The time is now to enact significant operational and cultural change in Canadian amateur hockey to address discrimination, harassment, and non-criminal abuse. The cultural change will take time but it will be predicated on the operational changes made immediately. Amateur hockey organizations need to take immediate steps to make their policies more accessible and be proactive in education of their participants, coaches, and other stakeholders. Amateur hockey organizations will never solve the challenges of insecure funding and labour scarcity, which breeds unequal distribution of power and influence, as well as conflicts of interest, regardless of individual intentions. Therefore, amateur hockey organizations must also lobby and partner with Canadian governments to create a national oversight body that will investigate and adjudicate complaints of discrimination, harassment, and non-criminal abuse.
This is more than an academic discussion for Canadian amateur hockey organizations. Costs are rising, participation is dropping, and while the demographics of Canada are changing, the upper echelons of hockey remain overwhelmingly White. Canada’s amateur hockey organizations are facing an existential threat and they cannot afford to alienate participants through continued inaction. If children are motivated to continue in sport through the fun of positive team environment, positive coaching, and team friendships, then discrimination, harassment, and abuse will drive them out of the game even faster, likely never to return.[vii] The term “safe sport” is often associated with the ugliness of child physical and sexual abuse and is therefore discussed as little as possible; this must change. Canada’s amateur hockey organizations must embrace safe sport as a key value on the path to leading, developing, and promoting positive hockey experiences for every Canadian.
[ii] Vella, Stewart A., Dylan P. Cliff, Christopher A. Magee, and Anthony D. Okely. “Sports Participation and Parent-Reported Health-Related Quality of Life in Children: Longitudinal Associations.” The Journal of Pediatrics 164, no. 6 (2014): 1469-1474.

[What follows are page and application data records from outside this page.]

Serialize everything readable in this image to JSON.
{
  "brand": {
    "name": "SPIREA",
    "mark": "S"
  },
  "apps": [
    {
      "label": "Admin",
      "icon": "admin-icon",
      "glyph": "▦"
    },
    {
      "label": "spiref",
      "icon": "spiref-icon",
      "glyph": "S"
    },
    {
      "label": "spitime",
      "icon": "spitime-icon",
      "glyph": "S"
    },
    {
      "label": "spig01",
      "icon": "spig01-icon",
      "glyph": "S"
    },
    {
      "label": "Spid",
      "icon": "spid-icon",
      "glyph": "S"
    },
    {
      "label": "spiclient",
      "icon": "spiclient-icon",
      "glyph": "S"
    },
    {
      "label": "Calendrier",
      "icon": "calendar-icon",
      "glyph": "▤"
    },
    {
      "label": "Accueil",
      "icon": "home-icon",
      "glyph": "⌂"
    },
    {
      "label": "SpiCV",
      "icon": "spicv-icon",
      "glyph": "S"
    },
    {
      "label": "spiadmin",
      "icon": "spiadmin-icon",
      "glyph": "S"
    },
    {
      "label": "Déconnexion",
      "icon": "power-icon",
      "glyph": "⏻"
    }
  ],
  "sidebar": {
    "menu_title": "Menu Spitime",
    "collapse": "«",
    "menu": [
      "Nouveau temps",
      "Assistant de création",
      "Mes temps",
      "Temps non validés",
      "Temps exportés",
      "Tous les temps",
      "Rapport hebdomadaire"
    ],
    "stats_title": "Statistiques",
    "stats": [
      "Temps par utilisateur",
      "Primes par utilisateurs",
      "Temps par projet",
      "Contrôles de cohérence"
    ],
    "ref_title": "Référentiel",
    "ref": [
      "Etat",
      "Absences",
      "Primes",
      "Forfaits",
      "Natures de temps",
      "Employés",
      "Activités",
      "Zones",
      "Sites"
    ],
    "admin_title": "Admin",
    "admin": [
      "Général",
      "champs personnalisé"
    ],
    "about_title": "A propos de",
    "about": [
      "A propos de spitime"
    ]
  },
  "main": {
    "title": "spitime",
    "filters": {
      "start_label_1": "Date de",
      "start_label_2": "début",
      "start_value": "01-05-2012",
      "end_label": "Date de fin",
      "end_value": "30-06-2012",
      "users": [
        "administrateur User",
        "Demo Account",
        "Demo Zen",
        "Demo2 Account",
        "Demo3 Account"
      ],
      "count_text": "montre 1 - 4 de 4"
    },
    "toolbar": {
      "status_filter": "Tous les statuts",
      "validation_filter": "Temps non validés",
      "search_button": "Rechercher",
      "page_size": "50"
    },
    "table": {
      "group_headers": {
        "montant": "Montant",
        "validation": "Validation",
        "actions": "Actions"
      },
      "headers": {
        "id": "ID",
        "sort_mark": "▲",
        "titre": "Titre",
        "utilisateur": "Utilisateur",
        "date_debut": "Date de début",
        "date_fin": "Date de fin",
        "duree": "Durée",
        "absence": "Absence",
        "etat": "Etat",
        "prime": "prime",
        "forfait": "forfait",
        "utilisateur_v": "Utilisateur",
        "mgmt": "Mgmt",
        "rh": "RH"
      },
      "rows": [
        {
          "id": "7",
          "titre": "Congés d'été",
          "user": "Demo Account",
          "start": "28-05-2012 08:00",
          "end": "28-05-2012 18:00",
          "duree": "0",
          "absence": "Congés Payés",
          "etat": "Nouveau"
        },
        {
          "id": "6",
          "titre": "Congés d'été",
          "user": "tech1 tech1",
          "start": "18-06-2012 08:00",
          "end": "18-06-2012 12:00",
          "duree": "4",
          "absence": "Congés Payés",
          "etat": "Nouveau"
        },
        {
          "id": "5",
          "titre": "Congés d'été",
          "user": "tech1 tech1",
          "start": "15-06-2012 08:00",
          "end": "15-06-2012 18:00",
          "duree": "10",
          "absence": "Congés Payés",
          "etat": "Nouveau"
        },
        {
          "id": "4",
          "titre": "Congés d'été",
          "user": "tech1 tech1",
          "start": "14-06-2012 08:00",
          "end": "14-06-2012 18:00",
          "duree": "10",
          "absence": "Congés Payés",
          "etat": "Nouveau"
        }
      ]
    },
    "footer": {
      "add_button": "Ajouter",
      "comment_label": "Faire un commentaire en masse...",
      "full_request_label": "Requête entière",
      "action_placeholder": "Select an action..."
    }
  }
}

[iii] Eime, Rochelle M., Janet A. Young, Jack T. Harvey, Melanie J. Charity, and Warren R. Payne. “A Systematic Review of the Psychological and Social Benefits of Participation in Sport for Children and Adolescents: Informing Development of a Conceptual Model of Health through Sport.” The International Journal of Behavioral Nutrition and Physical Activity 10, no. 1 (2013): 98-98.
[iv] Vertommen, Tine, Nicolette Schipper-van Veldhoven, Kristien Wouters, Jarl K. Kampen, Celia H. Brackenridge, Daniel J. A. Rhind, Karel Neels, and Filip Van Den Eede. “Interpersonal Violence Against Children in Sport in the Netherlands and Belgium.” Child Abuse & Neglect 51, (2016): 223-236.
[v] Hockey North’s website is still under construction and was therefore excluded from this audit.
[vi] Donnelly, Peter, and Gretchen Kerr. Revising Canada’s Policies on Harassment and Abuse in Sport: A Position Paper and Recommendations. Toronto: Centre for Sport Policy Studies, 2018.
[vii] Visek, Amanda J., Sara M. Achrati, Heather Mannix, Karen McDonnell, Brandonn S. Harris, and Loretta DiPietro. 2015. “The Fun Integration Theory: Toward Sustaining Children and Adolescents Sport Participation.” Journal of Physical Activity & Health 12 (3): 424-433.
8 Thank you to Simon Marriott, Melissa Brunn, and Alison Knight for their valuable comments on earlier drafts of this piece.